Sinfonia No. 7 for Strings in D minor
Born in Hamburg, January, February 3, 1809; died in Leipzig, Saxony, Germany, November 4, 1847
Felix Mendelssohn was truly a golden child, blessed with brains and prodigious talent, and a near-ideal environment in which to cultivate them. His grandfather, Moses Mendelssohn, had risen from poverty to become an esteemed Enlightenment philosopher; his father, Abraham, was one of Germany's leading bankers and had made the family fortune. Both Felix's parents were highly educated people, determined that their offspring would realize their full potential.

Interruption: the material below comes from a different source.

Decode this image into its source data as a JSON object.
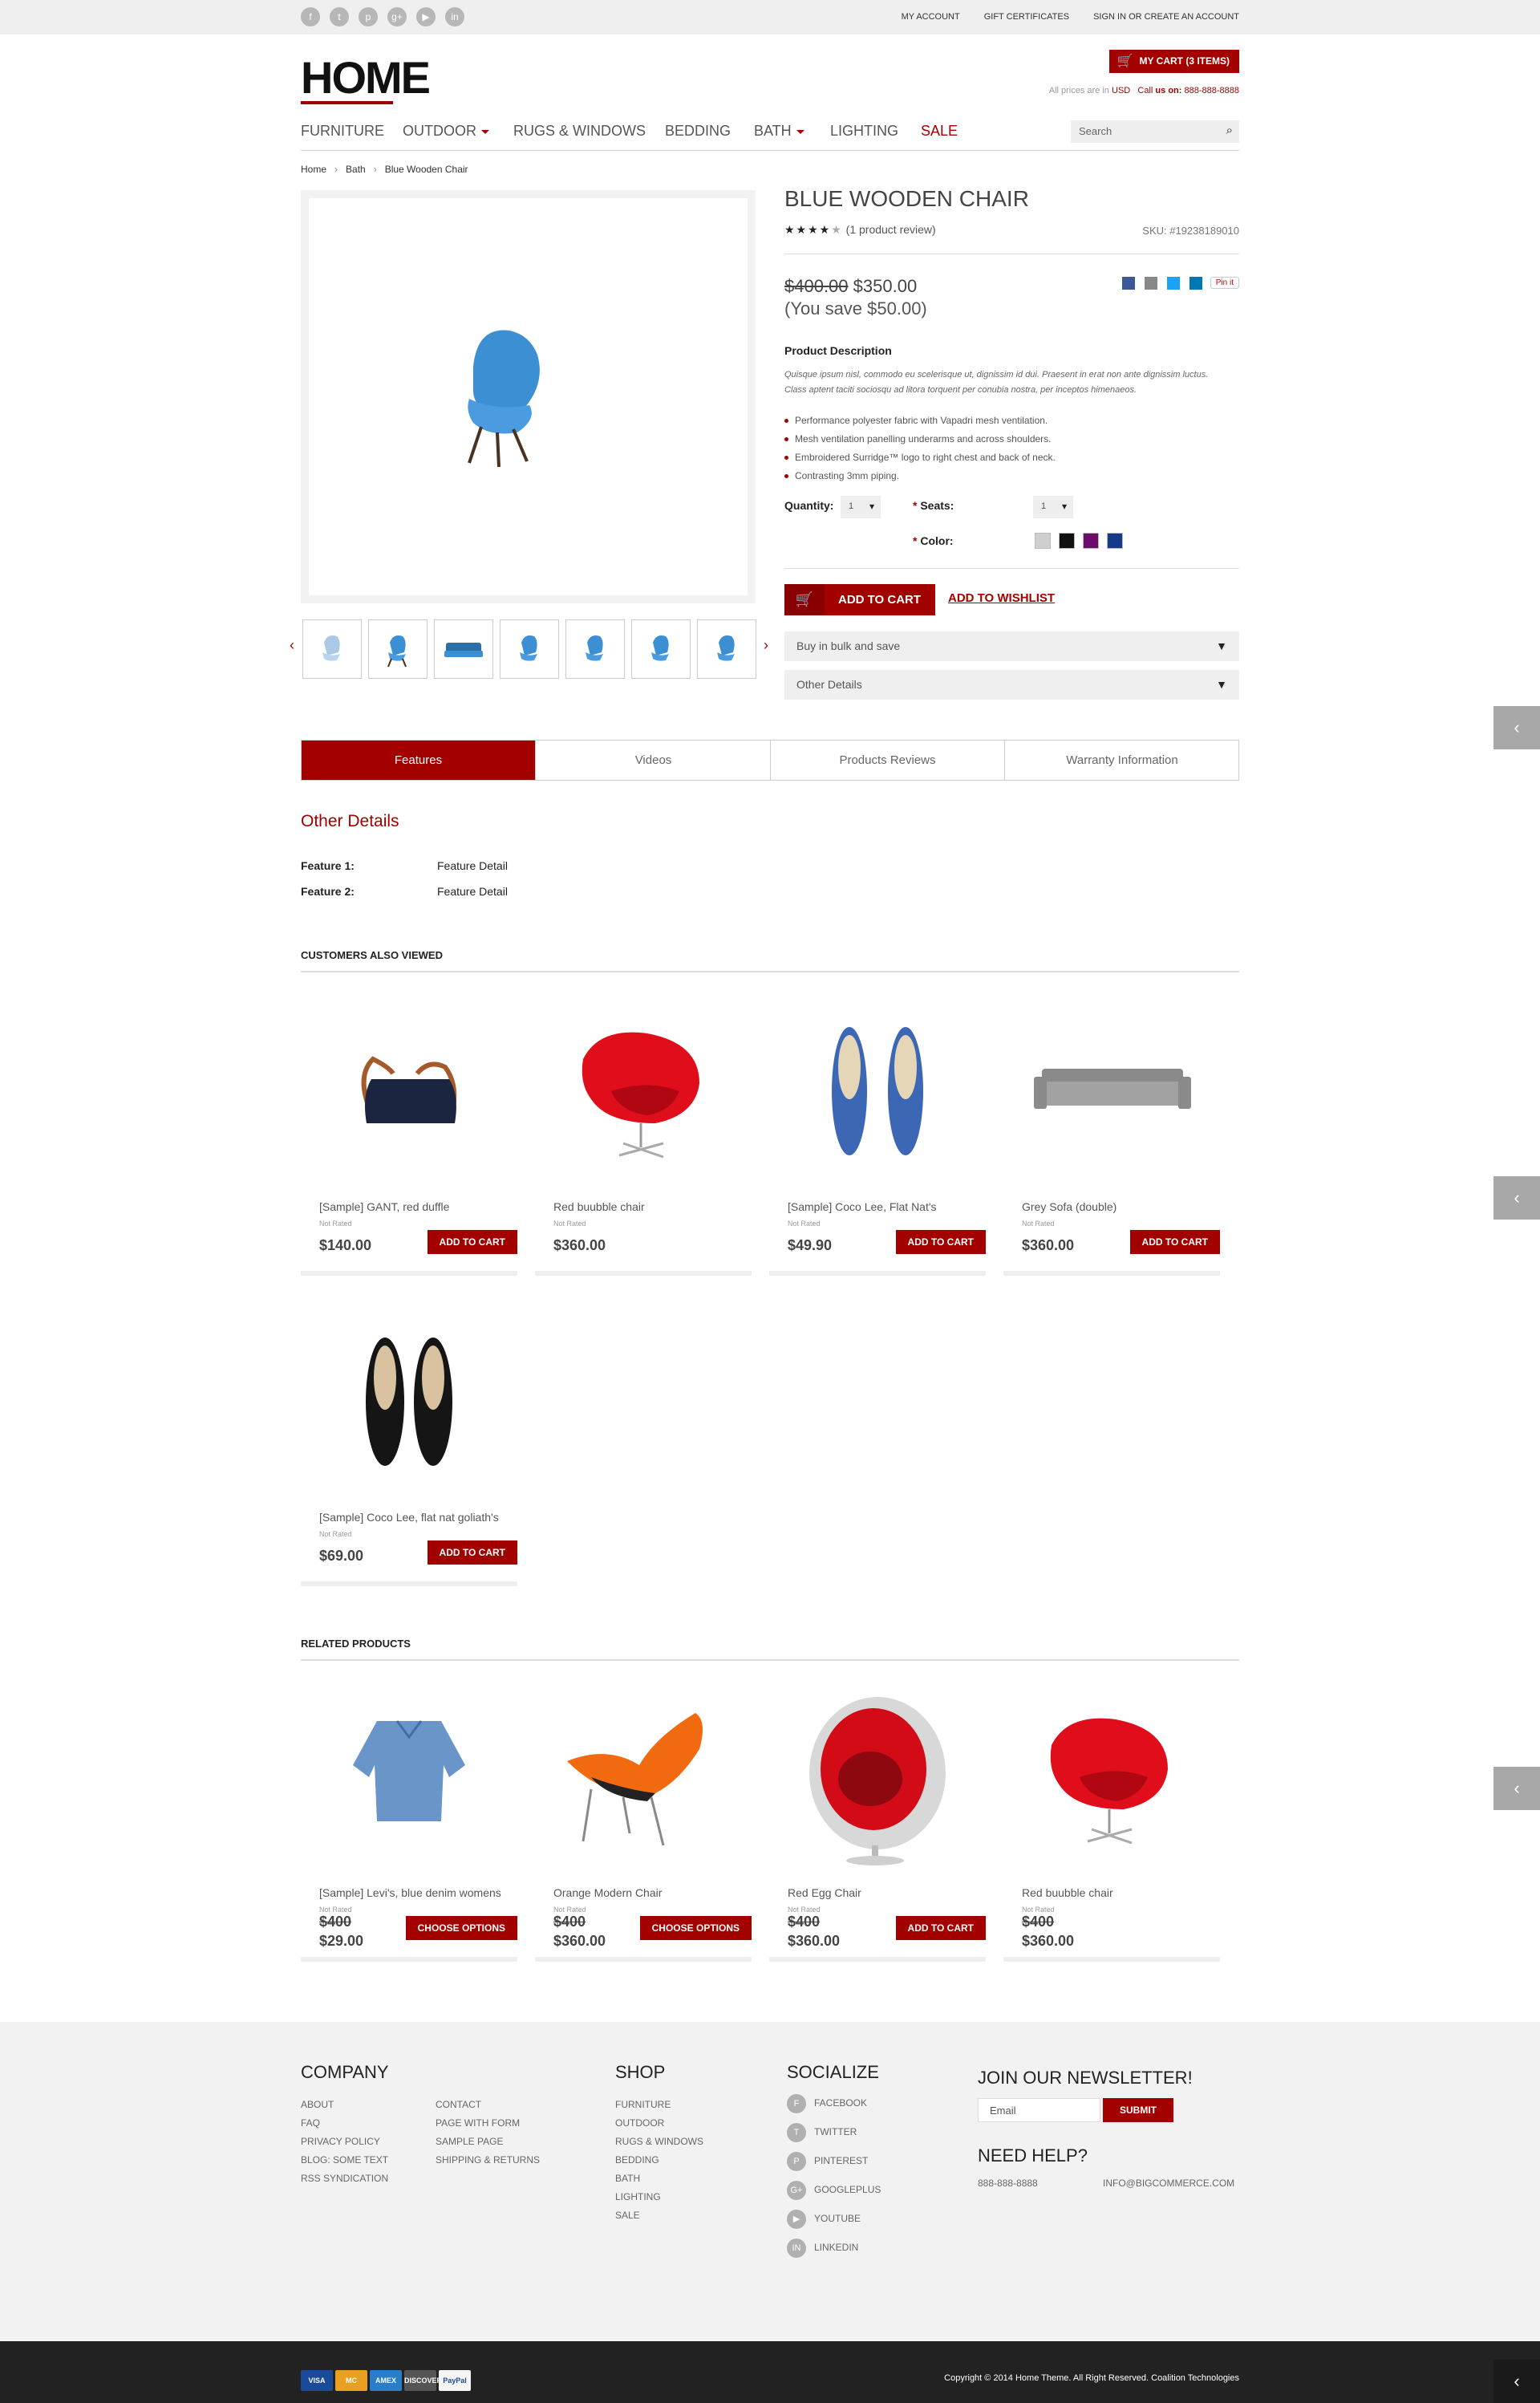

At age ten, Felix began studying composition with Carl Friedrich Zelter, a Berlin composer who drilled him thoroughly in the Baroque counterpoint of Bach and the Classical style of Haydn and Mozart. Rapidly, the youngster blossomed into an even more accomplished composer than Mozart had been at that age. A series of 13 symphonies for string orchestra, written between the ages of 12 and 15 for Zelter, shows Felix’s steady development to mastery.
We rarely get a chance to hear these delightful works. The Seventh String Symphony in D minor was composed sometime between late 1821 and early 1822 when Mendelssohn was only 12 or 13. He was still a child in appearance, not yet very tall and with long, curly dark hair reaching to his shoulders. But he was already creating music with the technical skill and assurance of an adult, and he knew how to make string instruments sing.
The vigorous first movement springs from a wild unison flurry, followed by a soft, plaintive response in violins and violas. All this energy is eased by the lyrical second theme, in which the two violin sections float against each other in beautiful slow suspensions over a pattering accompaniment.
Mendelssohn gives the lovely, lilting second movement the charming marking amorevole — “loving.” It begins as a melodious duet between the two violin sections with the other instruments gradually creeping in. Though the key is D Major, the young composer also makes strong use of the minor mode and other wonderful harmonic shadings.
Marked Menuetto, the third movement is really a Beethovenian scherzo with a hint of the demonic inspired by its D minor key. With its spooky rising motive, the Trio section is even more striking; Mendelssohn gets so caught up in its contrapuntal and harmonic possibilities, he never gets back to the scherzo.
The exuberant display of fugal counterpoint is the focus of the astonishing finale. Mendelssohn must have loved and carefully studied Mozart's “Jupiter” Symphony, for he patterns it closely on that symphony's brilliant display of fugal invention. Its dashing, effervescent principal theme is pure Mendelssohn. But it’s with the second theme, introduced by the violas, that the young composer gets to show off his fugal mastery, which also reappears in the development section. Mozart was a mature 32 when he created the contrapuntal genius of the “Jupiter” finale; at 13, he would not have been capable of pulling off what the pre-adolescent Mendelssohn achieves here.
Notes by Janet E. Bedell copyright 2018